● **MATERIAL PROVIDED**:
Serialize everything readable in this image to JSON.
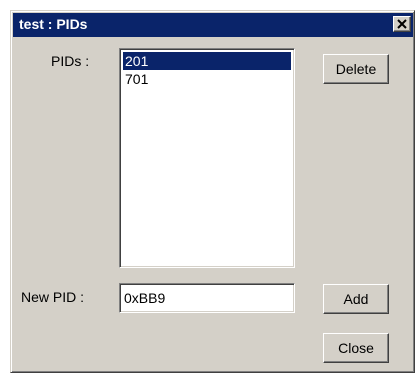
{
  "window": {
    "title": "test : PIDs"
  },
  "pids": {
    "label": "PIDs :",
    "items": [
      {
        "value": "201",
        "selected": true
      },
      {
        "value": "701",
        "selected": false
      }
    ]
  },
  "new_pid": {
    "label": "New PID :",
    "value": "0xBB9"
  },
  "buttons": {
    "delete": "Delete",
    "add": "Add",
    "close": "Close"
  },
  "icons": {
    "title_close": "close-icon"
  },
  "colors": {
    "face": "#d4d0c8",
    "titlebar": "#0a246a",
    "selection": "#0a246a"
  }
}
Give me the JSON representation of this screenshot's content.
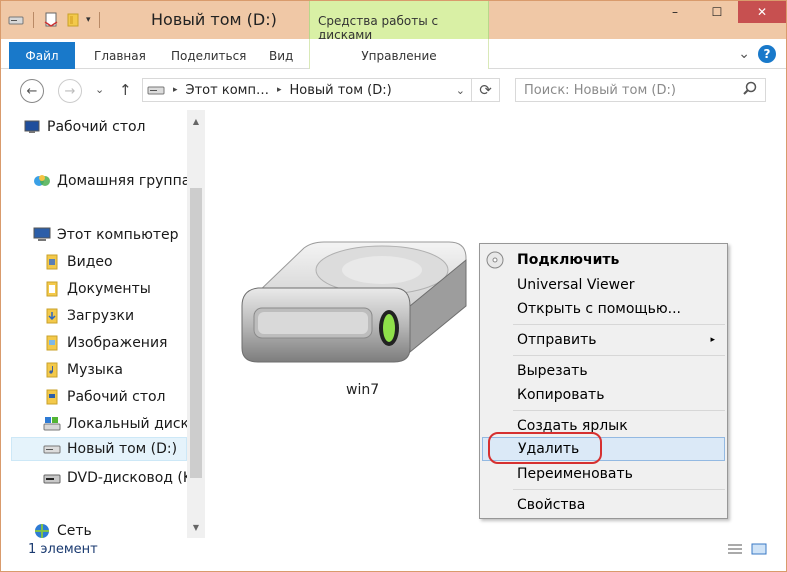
{
  "window": {
    "title": "Новый том (D:)"
  },
  "titlebar": {
    "context_group_label": "Средства работы с дисками",
    "minimize": "–",
    "maximize": "☐",
    "close": "✕"
  },
  "ribbon": {
    "tabs": {
      "file": "Файл",
      "home": "Главная",
      "share": "Поделиться",
      "view": "Вид",
      "manage": "Управление"
    },
    "expand": "⌄",
    "help": "?"
  },
  "address": {
    "crumbs": [
      "Этот комп…",
      "Новый том (D:)"
    ],
    "separator": "▸",
    "dropdown": "⌄",
    "refresh": "⟳",
    "search_placeholder": "Поиск: Новый том (D:)"
  },
  "navigation": {
    "back": "←",
    "forward": "→",
    "recent": "⌄",
    "up": "↑",
    "items": [
      {
        "label": "Рабочий стол",
        "icon": "desktop-icon"
      },
      {
        "label": "Домашняя группа",
        "icon": "homegroup-icon"
      },
      {
        "label": "Этот компьютер",
        "icon": "computer-icon"
      },
      {
        "label": "Видео",
        "icon": "video-folder-icon"
      },
      {
        "label": "Документы",
        "icon": "documents-folder-icon"
      },
      {
        "label": "Загрузки",
        "icon": "downloads-folder-icon"
      },
      {
        "label": "Изображения",
        "icon": "pictures-folder-icon"
      },
      {
        "label": "Музыка",
        "icon": "music-folder-icon"
      },
      {
        "label": "Рабочий стол",
        "icon": "desktop-folder-icon"
      },
      {
        "label": "Локальный диск",
        "icon": "local-disk-icon"
      },
      {
        "label": "Новый том (D:)",
        "icon": "drive-icon"
      },
      {
        "label": "DVD-дисковод (K",
        "icon": "dvd-drive-icon"
      },
      {
        "label": "Сеть",
        "icon": "network-icon"
      }
    ]
  },
  "content": {
    "item_label": "win7"
  },
  "context_menu": {
    "items": [
      "Подключить",
      "Universal Viewer",
      "Открыть с помощью...",
      "Отправить",
      "Вырезать",
      "Копировать",
      "Создать ярлык",
      "Удалить",
      "Переименовать",
      "Свойства"
    ],
    "highlighted": "Удалить",
    "submenu_arrow": "▸"
  },
  "status": {
    "text": "1 элемент"
  },
  "colors": {
    "accent": "#1979ca",
    "titlebar": "#f0c8a6",
    "context_tab": "#d9f0a5",
    "annotation": "#d63030"
  }
}
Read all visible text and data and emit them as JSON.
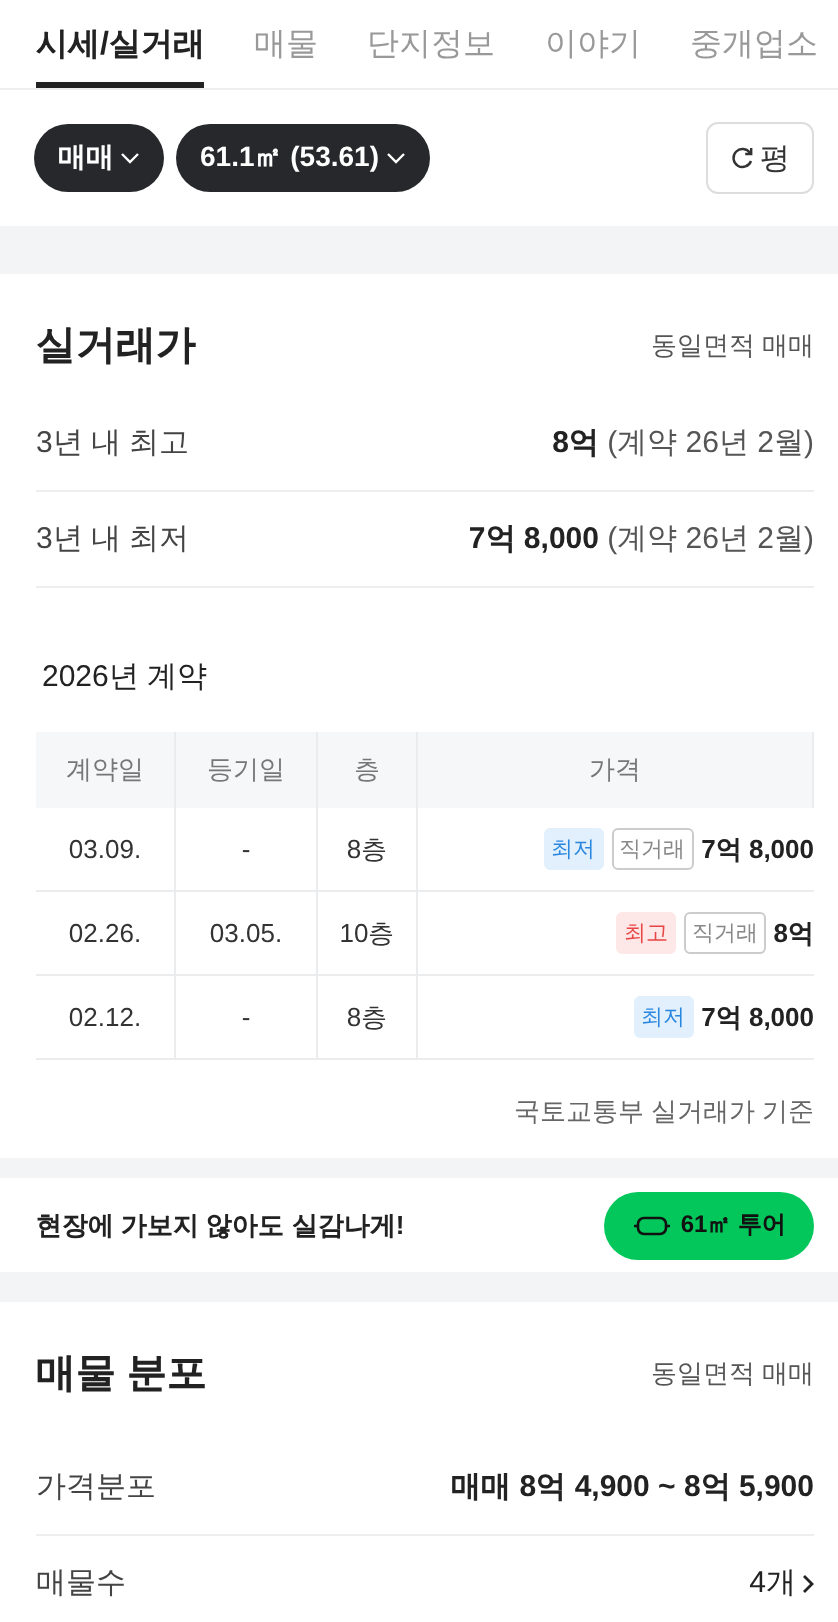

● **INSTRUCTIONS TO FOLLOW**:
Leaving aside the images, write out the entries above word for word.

● **SOLUTION TO THIS TASK**:
Serialize everything readable in this image to JSON.
{
  "window": {
    "title": "test : PIDs"
  },
  "pids": {
    "label": "PIDs :",
    "items": [
      {
        "value": "201",
        "selected": true
      },
      {
        "value": "701",
        "selected": false
      }
    ]
  },
  "new_pid": {
    "label": "New PID :",
    "value": "0xBB9"
  },
  "buttons": {
    "delete": "Delete",
    "add": "Add",
    "close": "Close"
  },
  "icons": {
    "title_close": "close-icon"
  },
  "colors": {
    "face": "#d4d0c8",
    "titlebar": "#0a246a",
    "selection": "#0a246a"
  }
}
Give me the JSON representation of this screenshot's content.
{
  "window": {
    "title": "Новый том (D:)"
  },
  "titlebar": {
    "context_group_label": "Средства работы с дисками",
    "minimize": "–",
    "maximize": "☐",
    "close": "✕"
  },
  "ribbon": {
    "tabs": {
      "file": "Файл",
      "home": "Главная",
      "share": "Поделиться",
      "view": "Вид",
      "manage": "Управление"
    },
    "expand": "⌄",
    "help": "?"
  },
  "address": {
    "crumbs": [
      "Этот комп…",
      "Новый том (D:)"
    ],
    "separator": "▸",
    "dropdown": "⌄",
    "refresh": "⟳",
    "search_placeholder": "Поиск: Новый том (D:)"
  },
  "navigation": {
    "back": "←",
    "forward": "→",
    "recent": "⌄",
    "up": "↑",
    "items": [
      {
        "label": "Рабочий стол",
        "icon": "desktop-icon"
      },
      {
        "label": "Домашняя группа",
        "icon": "homegroup-icon"
      },
      {
        "label": "Этот компьютер",
        "icon": "computer-icon"
      },
      {
        "label": "Видео",
        "icon": "video-folder-icon"
      },
      {
        "label": "Документы",
        "icon": "documents-folder-icon"
      },
      {
        "label": "Загрузки",
        "icon": "downloads-folder-icon"
      },
      {
        "label": "Изображения",
        "icon": "pictures-folder-icon"
      },
      {
        "label": "Музыка",
        "icon": "music-folder-icon"
      },
      {
        "label": "Рабочий стол",
        "icon": "desktop-folder-icon"
      },
      {
        "label": "Локальный диск",
        "icon": "local-disk-icon"
      },
      {
        "label": "Новый том (D:)",
        "icon": "drive-icon"
      },
      {
        "label": "DVD-дисковод (K",
        "icon": "dvd-drive-icon"
      },
      {
        "label": "Сеть",
        "icon": "network-icon"
      }
    ]
  },
  "content": {
    "item_label": "win7"
  },
  "context_menu": {
    "items": [
      "Подключить",
      "Universal Viewer",
      "Открыть с помощью...",
      "Отправить",
      "Вырезать",
      "Копировать",
      "Создать ярлык",
      "Удалить",
      "Переименовать",
      "Свойства"
    ],
    "highlighted": "Удалить",
    "submenu_arrow": "▸"
  },
  "status": {
    "text": "1 элемент"
  },
  "colors": {
    "accent": "#1979ca",
    "titlebar": "#f0c8a6",
    "context_tab": "#d9f0a5",
    "annotation": "#d63030"
  }
}
Read all visible text and data and emit them as JSON.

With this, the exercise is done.